* **Assignment**
Tally the lines below that include "date" and give only the total.

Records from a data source
◆ ◆ ◆

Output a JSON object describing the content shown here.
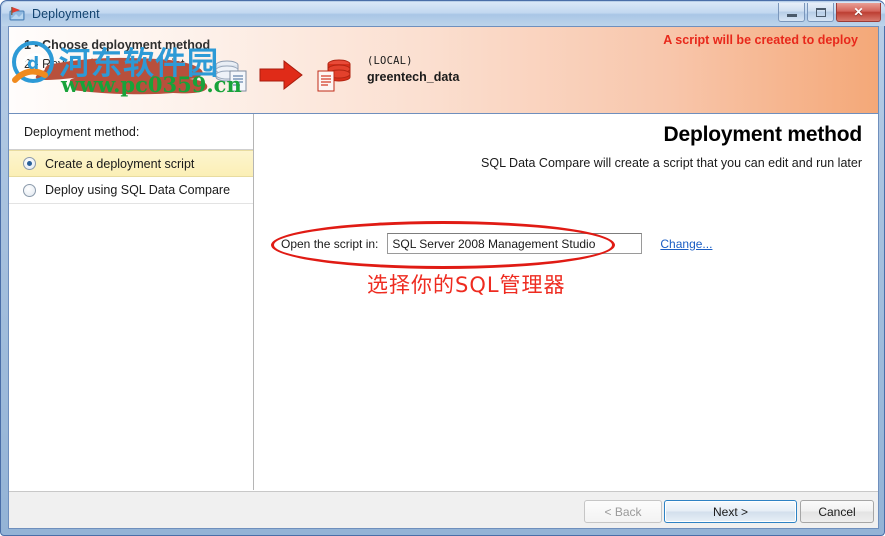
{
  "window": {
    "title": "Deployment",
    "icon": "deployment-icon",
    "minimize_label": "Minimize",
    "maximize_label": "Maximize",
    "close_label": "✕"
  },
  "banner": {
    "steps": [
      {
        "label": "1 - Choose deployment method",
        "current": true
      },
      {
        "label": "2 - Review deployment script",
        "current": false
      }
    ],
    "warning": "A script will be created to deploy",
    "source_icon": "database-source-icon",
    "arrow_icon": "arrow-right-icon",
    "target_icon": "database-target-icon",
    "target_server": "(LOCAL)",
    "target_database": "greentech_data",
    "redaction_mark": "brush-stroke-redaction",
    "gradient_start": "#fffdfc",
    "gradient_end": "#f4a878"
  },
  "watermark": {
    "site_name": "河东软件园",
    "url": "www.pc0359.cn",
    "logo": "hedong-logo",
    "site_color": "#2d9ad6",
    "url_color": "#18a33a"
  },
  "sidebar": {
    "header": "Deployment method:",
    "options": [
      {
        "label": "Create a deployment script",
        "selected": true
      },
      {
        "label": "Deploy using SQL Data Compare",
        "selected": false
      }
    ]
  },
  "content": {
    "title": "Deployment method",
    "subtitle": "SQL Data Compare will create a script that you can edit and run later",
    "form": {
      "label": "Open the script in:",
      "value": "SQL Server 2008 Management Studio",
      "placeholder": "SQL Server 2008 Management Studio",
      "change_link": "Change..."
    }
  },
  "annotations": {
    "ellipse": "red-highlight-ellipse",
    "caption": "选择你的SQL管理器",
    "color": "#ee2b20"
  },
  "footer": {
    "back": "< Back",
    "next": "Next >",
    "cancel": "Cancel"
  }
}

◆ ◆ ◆

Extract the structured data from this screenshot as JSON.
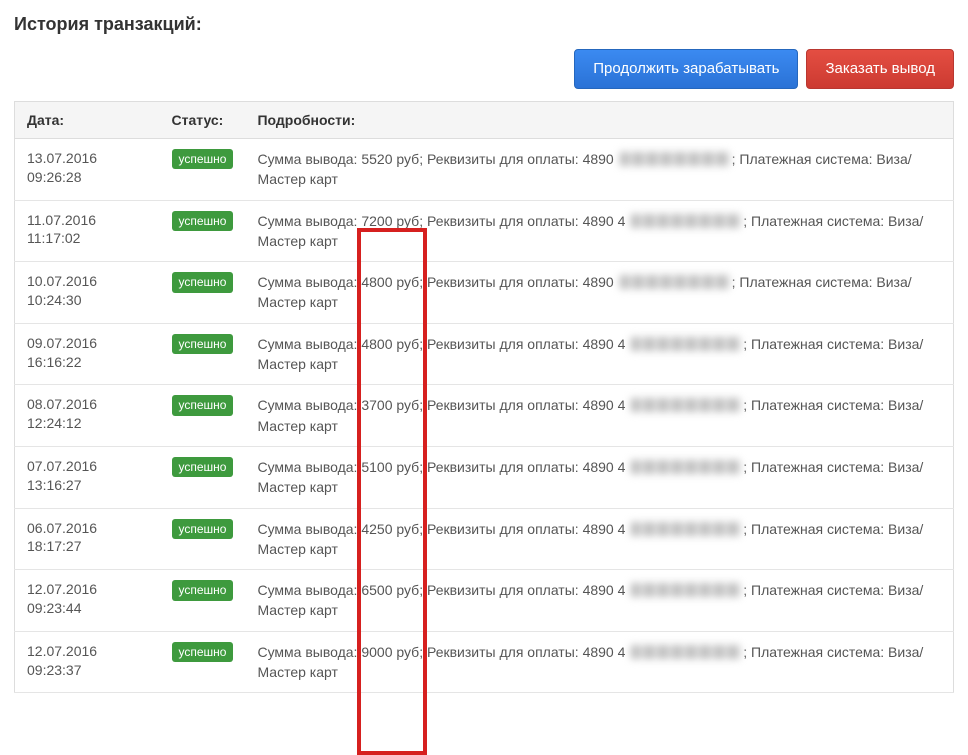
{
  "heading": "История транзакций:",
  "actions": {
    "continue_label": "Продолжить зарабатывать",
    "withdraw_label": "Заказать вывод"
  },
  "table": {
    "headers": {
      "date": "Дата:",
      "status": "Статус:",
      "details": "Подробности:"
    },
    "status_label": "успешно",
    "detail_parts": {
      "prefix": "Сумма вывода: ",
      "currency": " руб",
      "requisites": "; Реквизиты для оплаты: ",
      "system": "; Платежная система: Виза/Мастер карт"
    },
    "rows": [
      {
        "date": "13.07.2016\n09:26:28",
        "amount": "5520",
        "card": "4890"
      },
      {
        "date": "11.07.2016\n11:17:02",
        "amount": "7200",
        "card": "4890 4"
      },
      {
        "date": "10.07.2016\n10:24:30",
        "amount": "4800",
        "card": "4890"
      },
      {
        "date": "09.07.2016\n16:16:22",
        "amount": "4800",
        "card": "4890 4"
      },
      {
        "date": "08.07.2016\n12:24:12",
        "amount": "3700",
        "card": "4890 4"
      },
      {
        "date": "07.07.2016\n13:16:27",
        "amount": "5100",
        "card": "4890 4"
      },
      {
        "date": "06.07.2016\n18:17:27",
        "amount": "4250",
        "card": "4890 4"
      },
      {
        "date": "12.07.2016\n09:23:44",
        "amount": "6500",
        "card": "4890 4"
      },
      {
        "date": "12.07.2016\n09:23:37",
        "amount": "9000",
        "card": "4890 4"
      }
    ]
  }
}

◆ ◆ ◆

* **Written solution**
10